The journal is one of the leading peer-reviewed, scholarly periodicals focusing on aspects of autism spectrum disorders and related developmental disabilities. It focuses on awareness of autism, its possible causes, the numbers of people affected, and the care, education, and treatment necessary to assure that those with Autism Spectrum Disorders (ASDs) achieve their maximum potential. Autism, like other ASDs, is considered a developmental disability that impacts a child throughout his or her entire life. Children with autism and other ASDs often struggle to communicate their wants and desires, socialize with their peers, and regulate their behaviors and emotions. Communication challenges for deaf children with autism are even more difficult, says Szymanski and her colleagues.

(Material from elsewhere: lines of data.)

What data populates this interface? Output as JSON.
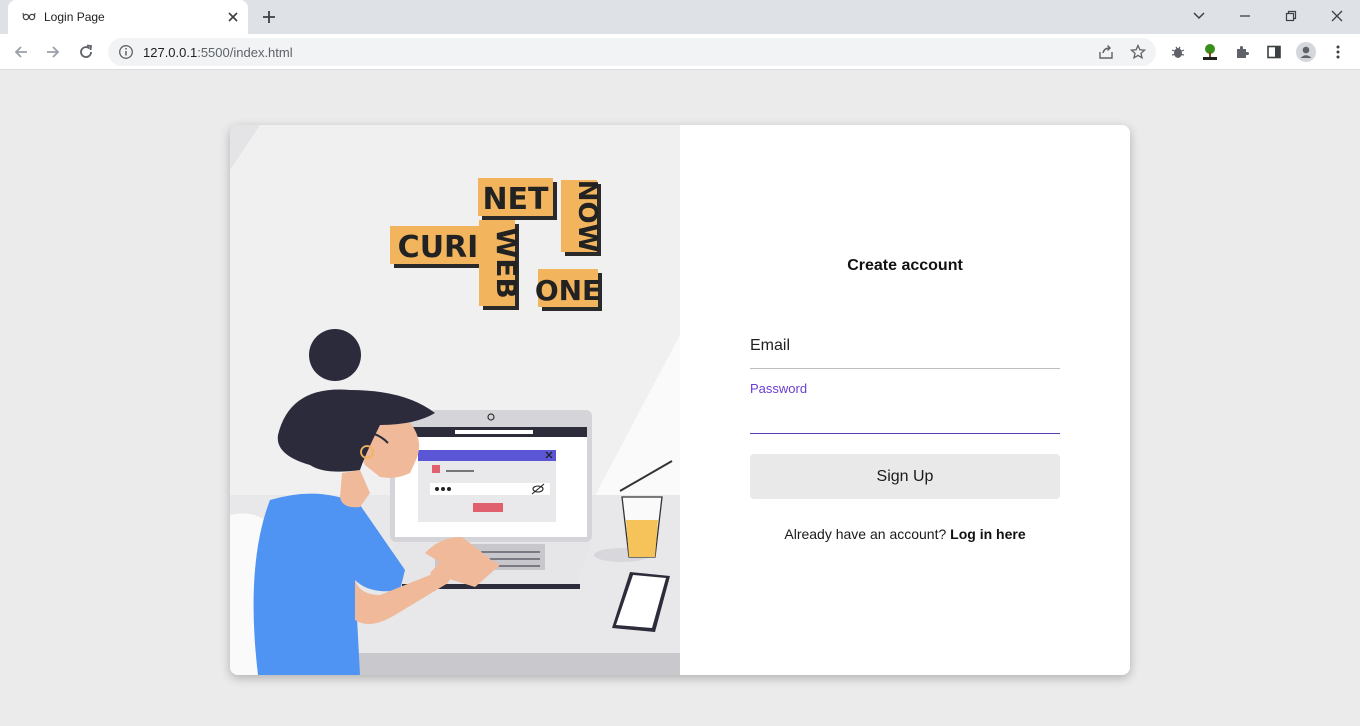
{
  "browser": {
    "tab_title": "Login Page",
    "url_host": "127.0.0.1",
    "url_rest": ":5500/index.html"
  },
  "illustration": {
    "words": [
      "NET",
      "NOW",
      "CURI",
      "WEB",
      "ONE"
    ]
  },
  "form": {
    "title": "Create account",
    "email_label": "Email",
    "password_label": "Password",
    "signup_label": "Sign Up",
    "login_prompt": "Already have an account?",
    "login_link": "Log in here"
  },
  "colors": {
    "accent": "#6a3fd0",
    "page_bg": "#ebebeb"
  }
}
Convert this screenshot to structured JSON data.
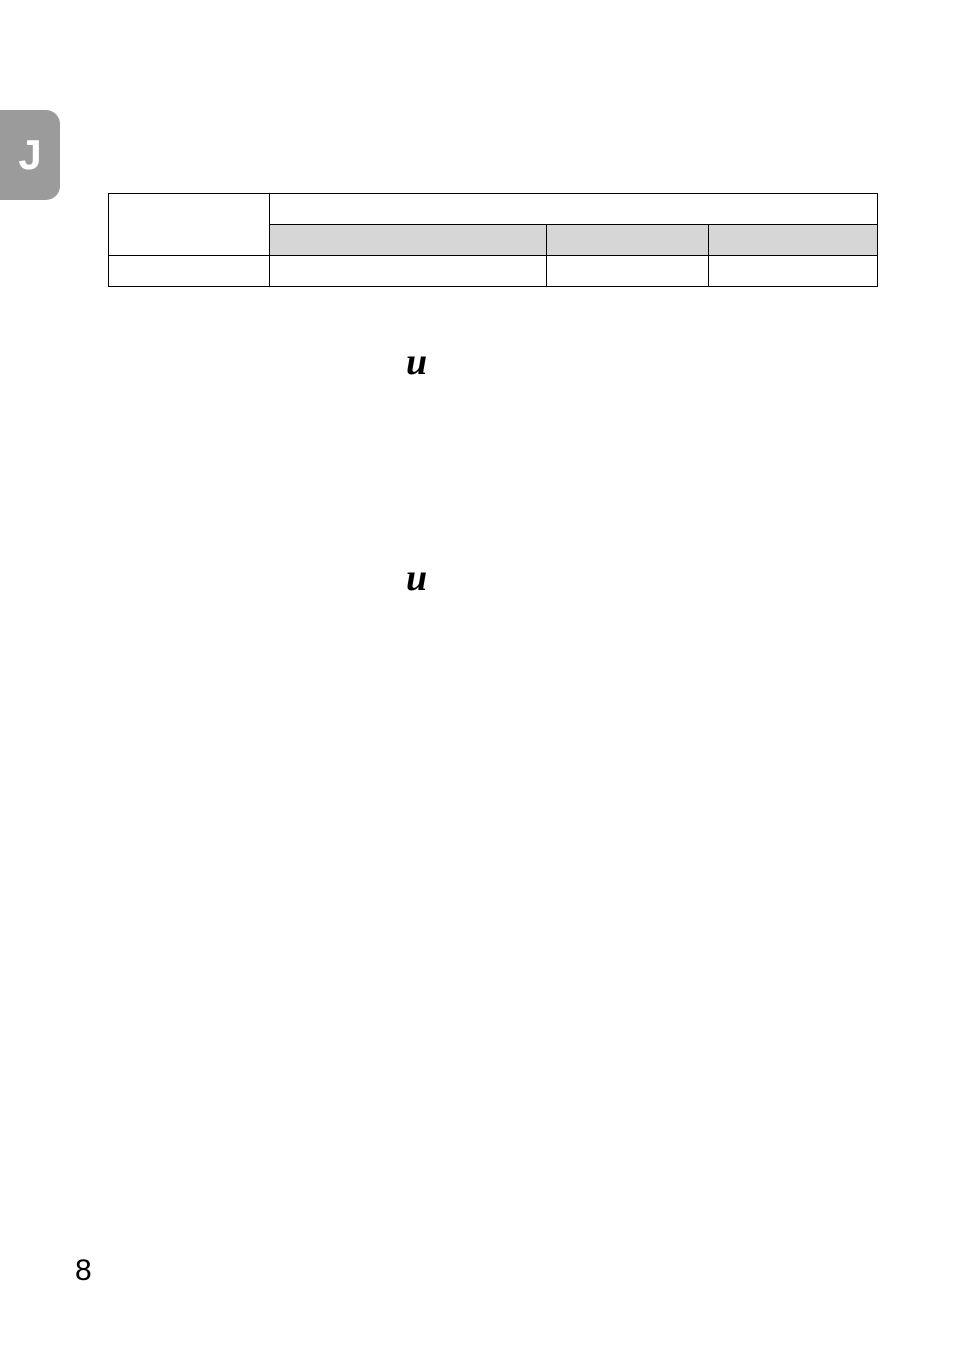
{
  "tab_letter": "J",
  "glyph1": "u",
  "glyph2": "u",
  "page_number": "8"
}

Abstract from the journal article:

Epidemiological studies investigating the prevalence of autism have increased in recent years, within the United States and abroad. However, statistics as to how many of those children may also have a comorbid hearing loss is lacking. The prevalence of school-administrator reported diagnosis of autism spectrum disorders (clinical diagnosis [DSM-IV] and/or IDEA classification) among children with hearing loss in the U.S. was estimated from the 2009-2010 Annual Survey of Deaf and Hard of Hearing Children and Youth conducted by the Gallaudet Research Institute. Results indicate that during the 2009-2010 school year, one in 59 children (specifically eight-year olds) with hearing loss were also receiving services for autism; considerably higher, than reported national estimates of one in 91 (Kogan et al. in Pediatrics 124(4):1-8, 2009) and one in 110 (CDC 2007) for hearing children. Significantly more children with profound hearing loss had a comorbid diagnosis of autism than those with milder forms of hearing loss. These results are discussed, while highlighting the need for increased awareness and research in a population that has thus far received little services or attention.

Szymanski, who is deaf, first developed an interest in autism when she worked at Courage North, a summer camp in Lake George, Minnesota. Courage North provided children and adults with a range of disabilities a chance to enjoy the outdoors. It was here that she was first exposed to children and adults with autism, which later set her on her career path. Szymanski received her bachelor's degree in psychology and deaf studies from Western Maryland College and her doctoral degree in clinical psychology from Gallaudet University. She has extensive experience in clinics, recreation centers, and schools throughout the country; she has worked with children-deaf, hard of hearing, and hearing-who have developmental disabilities, autism spectrum disorders, challenging behaviors, and intellectual disabilities.

Look for another article by Szymanki on autism and deafness in the spring 2012 edition of the Clerc Center's Odyssey magazine. Here she will provide tips for educators working with deaf students with autism to help create classroom intervention strategies to address some of the challenges they face when working with deaf students with autism. Also, on April 19, Szymanski will host an online webinar for teachers and parents, "Sharing Autism Research on Deaf or Hard of Hearing Students," discussing some key interventions that may work in helping navigating challenges that they face.